Back in 1956, on the 9th of August, more than 20 000 women of all races descended upon Pretoria’s Union Buildings to present a petition against the carrying of passes.
The march was organised by the Federation of South African Women, who challenged the idea that "a woman’s place is in the kitchen", and declaring that women belong "everywhere".
That was an epic moment in South African and the world’s history.
Today, the people of Mzansi will celebrate this ground-breaking moment we call National Women’s Day - which was first celebrated as a public holiday in 1995.
And in honour of those women, and all the heroines walking the planet, the African Pride Fighting Championship (APFC) - a charity-focused combat sports promotion - will tonight showcase 10 Women’s Mixed Martial Arts, Boxing and Muay Thai fights in Cape Town.
“We are raising funds for Rape Crisis as well as for SAME Foundation,” says event organiser and fighter, Jessica Mouneimne.
Jessica has been running the APFC for the last seven years now with her husband and renowned combat coach - Mike Mouneimne.
“Every single woman on the fight card will have a story to tell about sexual harassment, abuse or assault and so raising funds for Rape Crisis is so close to all our hearts. SAME Foundation does a lot of work with Khayelitsha Hospital and funds from this event will go towards beds in the women’s psychiatric ward,” says Jessica.

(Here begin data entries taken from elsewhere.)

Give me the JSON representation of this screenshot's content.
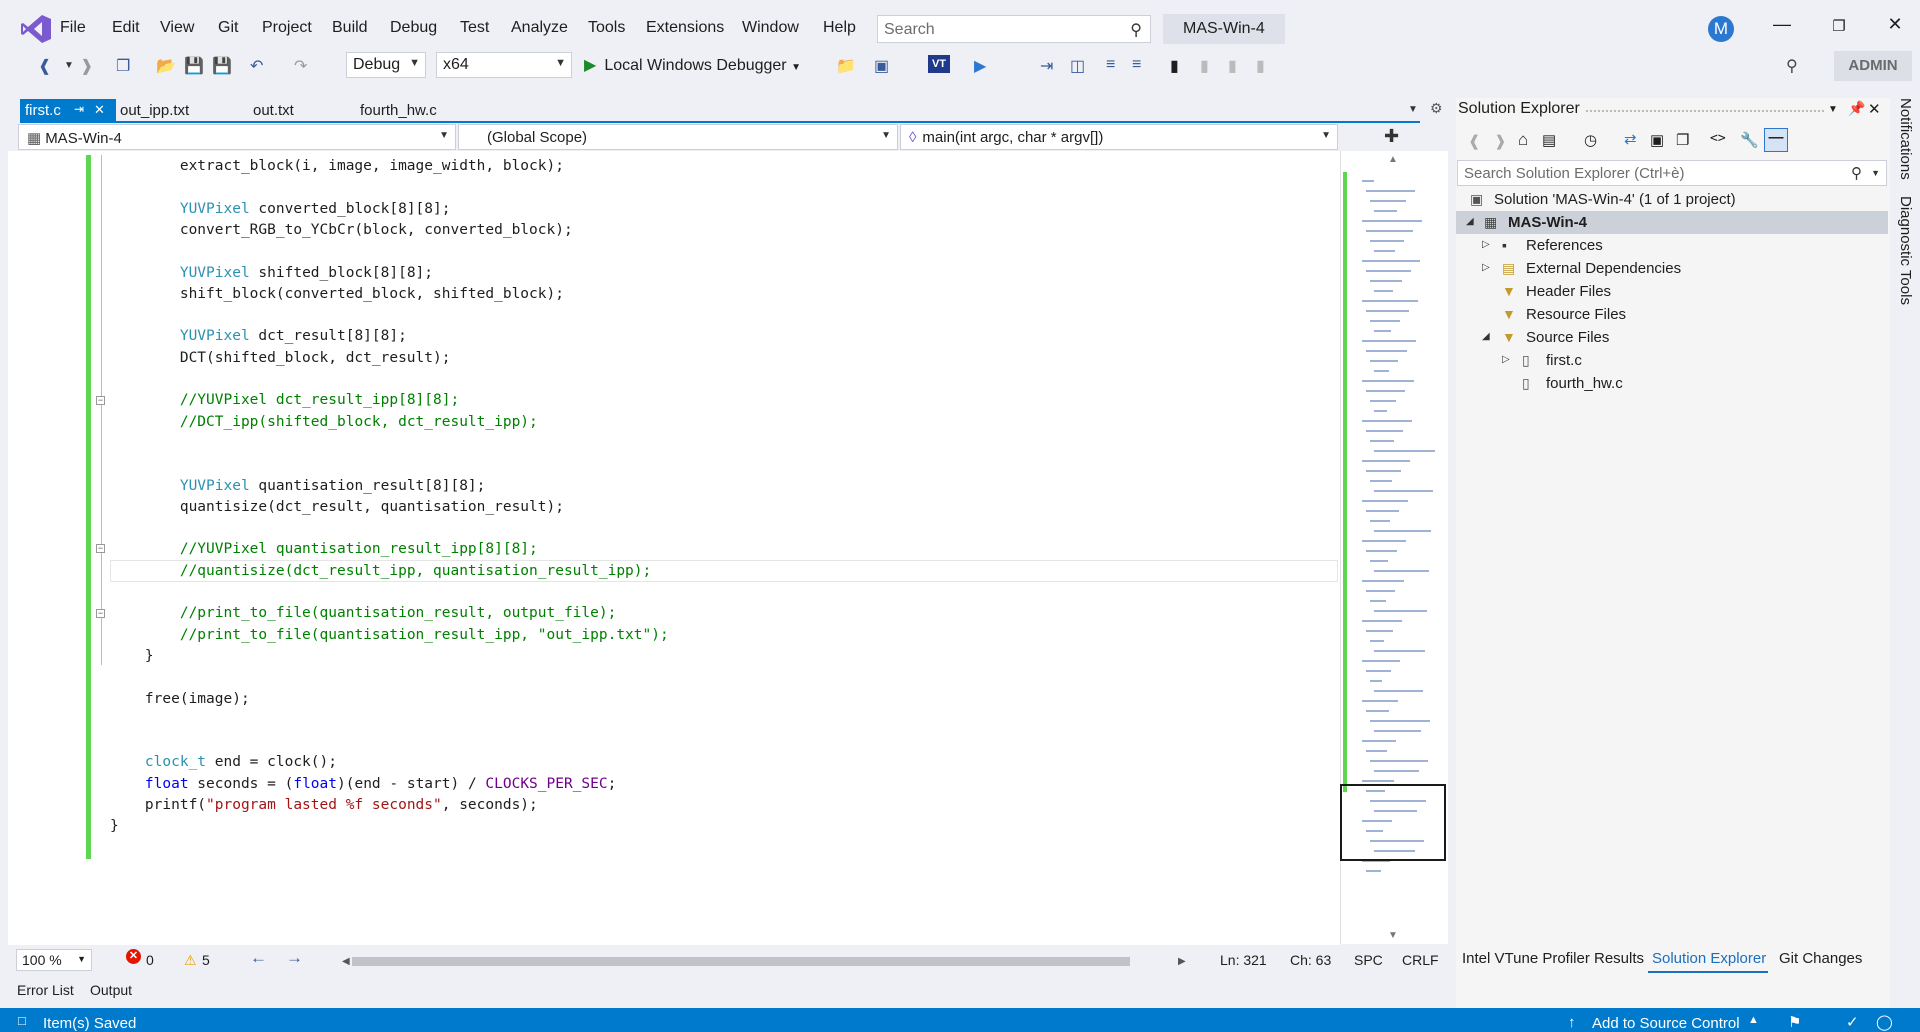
{
  "menubar": {
    "items": [
      "File",
      "Edit",
      "View",
      "Git",
      "Project",
      "Build",
      "Debug",
      "Test",
      "Analyze",
      "Tools",
      "Extensions",
      "Window",
      "Help"
    ],
    "search_placeholder": "Search",
    "project_title": "MAS-Win-4",
    "avatar_initial": "M"
  },
  "toolbar": {
    "config": "Debug",
    "platform": "x64",
    "debugger_label": "Local Windows Debugger",
    "admin_label": "ADMIN"
  },
  "tabs": [
    "first.c",
    "out_ipp.txt",
    "out.txt",
    "fourth_hw.c"
  ],
  "navbar": {
    "project": "MAS-Win-4",
    "scope": "(Global Scope)",
    "member": "main(int argc, char * argv[])"
  },
  "code_lines": [
    {
      "text": "        extract_block(i, image, image_width, block);",
      "kind": "plain"
    },
    {
      "text": "",
      "kind": "plain"
    },
    {
      "text": "        YUVPixel converted_block[8][8];",
      "kind": "plain"
    },
    {
      "text": "        convert_RGB_to_YCbCr(block, converted_block);",
      "kind": "plain"
    },
    {
      "text": "",
      "kind": "plain"
    },
    {
      "text": "        YUVPixel shifted_block[8][8];",
      "kind": "plain"
    },
    {
      "text": "        shift_block(converted_block, shifted_block);",
      "kind": "plain"
    },
    {
      "text": "",
      "kind": "plain"
    },
    {
      "text": "        YUVPixel dct_result[8][8];",
      "kind": "plain"
    },
    {
      "text": "        DCT(shifted_block, dct_result);",
      "kind": "plain"
    },
    {
      "text": "",
      "kind": "plain"
    },
    {
      "text": "        //YUVPixel dct_result_ipp[8][8];",
      "kind": "comment"
    },
    {
      "text": "        //DCT_ipp(shifted_block, dct_result_ipp);",
      "kind": "comment"
    },
    {
      "text": "",
      "kind": "plain"
    },
    {
      "text": "",
      "kind": "plain"
    },
    {
      "text": "        YUVPixel quantisation_result[8][8];",
      "kind": "plain"
    },
    {
      "text": "        quantisize(dct_result, quantisation_result);",
      "kind": "plain"
    },
    {
      "text": "",
      "kind": "plain"
    },
    {
      "text": "        //YUVPixel quantisation_result_ipp[8][8];",
      "kind": "comment"
    },
    {
      "text": "        //quantisize(dct_result_ipp, quantisation_result_ipp);",
      "kind": "comment"
    },
    {
      "text": "",
      "kind": "plain"
    },
    {
      "text": "        //print_to_file(quantisation_result, output_file);",
      "kind": "comment"
    },
    {
      "text": "        //print_to_file(quantisation_result_ipp, \"out_ipp.txt\");",
      "kind": "comment"
    },
    {
      "text": "    }",
      "kind": "plain"
    },
    {
      "text": "",
      "kind": "plain"
    },
    {
      "text": "    free(image);",
      "kind": "plain"
    },
    {
      "text": "",
      "kind": "plain"
    },
    {
      "text": "",
      "kind": "plain"
    },
    {
      "text": "    clock_t end = clock();",
      "kind": "plain"
    },
    {
      "text": "    float seconds = (float)(end - start) / CLOCKS_PER_SEC;",
      "kind": "plain"
    },
    {
      "text": "    printf(\"program lasted %f seconds\", seconds);",
      "kind": "plain"
    },
    {
      "text": "}",
      "kind": "plain"
    }
  ],
  "editor_status": {
    "zoom": "100 %",
    "errors": "0",
    "warnings": "5",
    "line": "Ln: 321",
    "col": "Ch: 63",
    "spc": "SPC",
    "crlf": "CRLF"
  },
  "bottom_tabs": [
    "Error List",
    "Output"
  ],
  "statusbar": {
    "message": "Item(s) Saved",
    "source_control": "Add to Source Control"
  },
  "solution_explorer": {
    "title": "Solution Explorer",
    "search_placeholder": "Search Solution Explorer (Ctrl+è)",
    "tree": [
      {
        "label": "Solution 'MAS-Win-4' (1 of 1 project)",
        "depth": 0,
        "twisty": "",
        "icon": "solution-icon"
      },
      {
        "label": "MAS-Win-4",
        "depth": 0,
        "twisty": "expanded",
        "icon": "project-icon",
        "selected": true,
        "bold": true
      },
      {
        "label": "References",
        "depth": 1,
        "twisty": "collapsed",
        "icon": "references-icon"
      },
      {
        "label": "External Dependencies",
        "depth": 1,
        "twisty": "collapsed",
        "icon": "external-dependencies-icon"
      },
      {
        "label": "Header Files",
        "depth": 1,
        "twisty": "",
        "icon": "filter-folder-icon"
      },
      {
        "label": "Resource Files",
        "depth": 1,
        "twisty": "",
        "icon": "filter-folder-icon"
      },
      {
        "label": "Source Files",
        "depth": 1,
        "twisty": "expanded",
        "icon": "filter-folder-icon"
      },
      {
        "label": "first.c",
        "depth": 2,
        "twisty": "collapsed",
        "icon": "c-file-icon"
      },
      {
        "label": "fourth_hw.c",
        "depth": 2,
        "twisty": "",
        "icon": "c-file-icon"
      }
    ],
    "bottom_tabs": [
      "Intel VTune Profiler Results",
      "Solution Explorer",
      "Git Changes"
    ]
  },
  "right_rail": [
    "Notifications",
    "Diagnostic Tools"
  ],
  "colors": {
    "accent": "#007acc",
    "change_bar": "#5dd650",
    "keyword": "#0000ff",
    "type": "#2b91af",
    "comment": "#008000",
    "string": "#a31515",
    "macro": "#6f008a"
  }
}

According to Jessica, the event - an all women’s fight card for National Women’s Day - is the first of its kind. “We have also joined forces with a burlesque dance group called Ménage À Trois, they will be performing classic burlesque throughout the evening.
“It was important to me that this event appeals to a wider audience than the usual combat-sports crowd and that it had a feminine energy about it. This event aims to showcase women of all races and body types standing in their power celebrating their strength and their sensuality while raising awareness and funds for two worthy causes,” adds Jessica who will be headlining the event as a MMA fighter against Heike Hersleman.
“Celebrating women in combat sports means exposing it to the masses. I would like to see more women in SA taking up combat sports and essentially competing on the fight scene.
“Combat Sports, in particular Brazilian jiu-jitsu literally saved my life and helped me overcome addiction. When I’m in the gym, I have a purpose and I’m free and when I’m outside the gym I know I have an advantage over other women who are untrained from a self-defence perspective and these are the two main reasons that I want to open combat sports to the masses.
The fights are sanctioned as amateur bouts, however, that does not take anything away from witnessing an entertaining night of fighting and celebration. “There is a different energy around a women’s fight card. Not only is there a sense of community between fighters who have united for a common cause, but there is zero animosity.
“My opponent, Heika and I have been chatting on WhatsApp with each other, but that doesn’t change the fact that we’re both aiming to take each other’s heads off come fight night,” says the mother of two.